→ **Task data**:
○ ○ ○ ○ ○ ○ ○

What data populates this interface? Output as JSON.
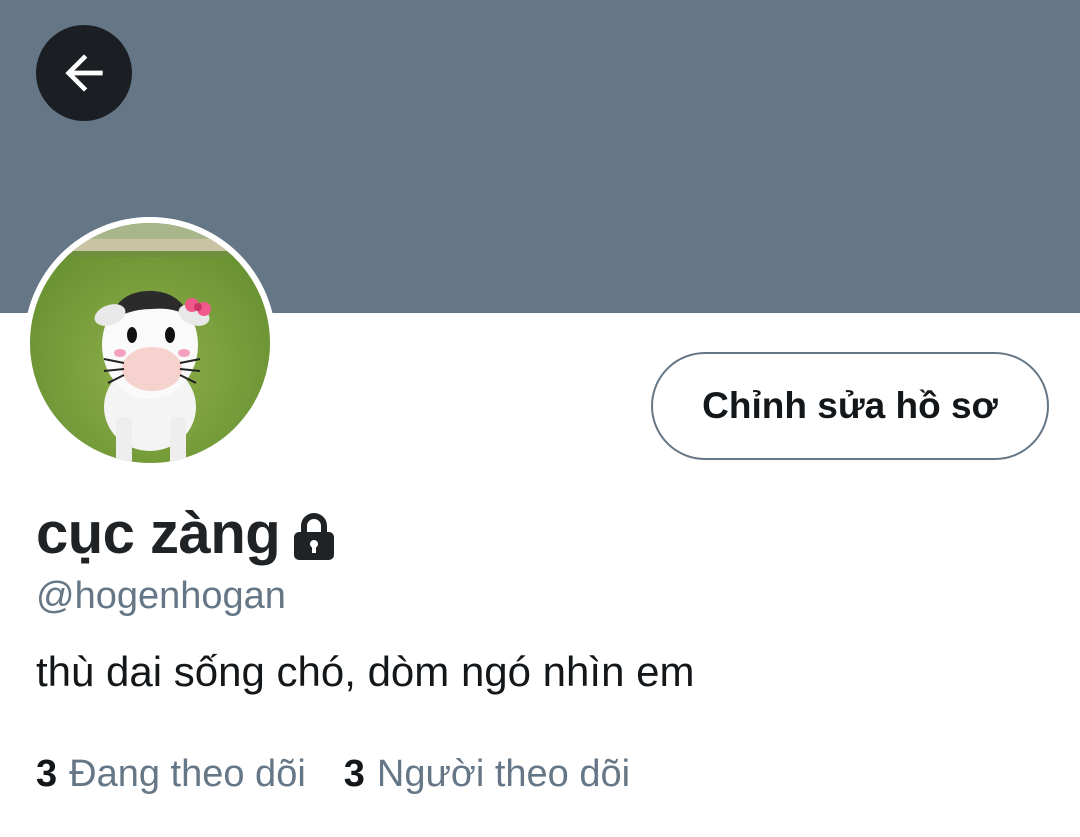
{
  "profile": {
    "banner_color": "#657786",
    "display_name": "cục zàng",
    "handle": "@hogenhogan",
    "bio": "thù dai sống chó, dòm ngó nhìn em",
    "protected_icon": "lock-icon",
    "avatar_description": "avatar-image"
  },
  "actions": {
    "back_icon": "arrow-left-icon",
    "edit_profile_label": "Chỉnh sửa hồ sơ"
  },
  "stats": {
    "following_count": "3",
    "following_label": "Đang theo dõi",
    "followers_count": "3",
    "followers_label": "Người theo dõi"
  },
  "colors": {
    "text_primary": "#14171a",
    "text_secondary": "#657786",
    "back_button_bg": "#1b1f23"
  }
}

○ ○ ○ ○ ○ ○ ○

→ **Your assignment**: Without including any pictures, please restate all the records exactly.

→ **Response to this task**:
What data populates this interface? Output as JSON.
{
  "profile": {
    "banner_color": "#657786",
    "display_name": "cục zàng",
    "handle": "@hogenhogan",
    "bio": "thù dai sống chó, dòm ngó nhìn em",
    "protected_icon": "lock-icon",
    "avatar_description": "avatar-image"
  },
  "actions": {
    "back_icon": "arrow-left-icon",
    "edit_profile_label": "Chỉnh sửa hồ sơ"
  },
  "stats": {
    "following_count": "3",
    "following_label": "Đang theo dõi",
    "followers_count": "3",
    "followers_label": "Người theo dõi"
  },
  "colors": {
    "text_primary": "#14171a",
    "text_secondary": "#657786",
    "back_button_bg": "#1b1f23"
  }
}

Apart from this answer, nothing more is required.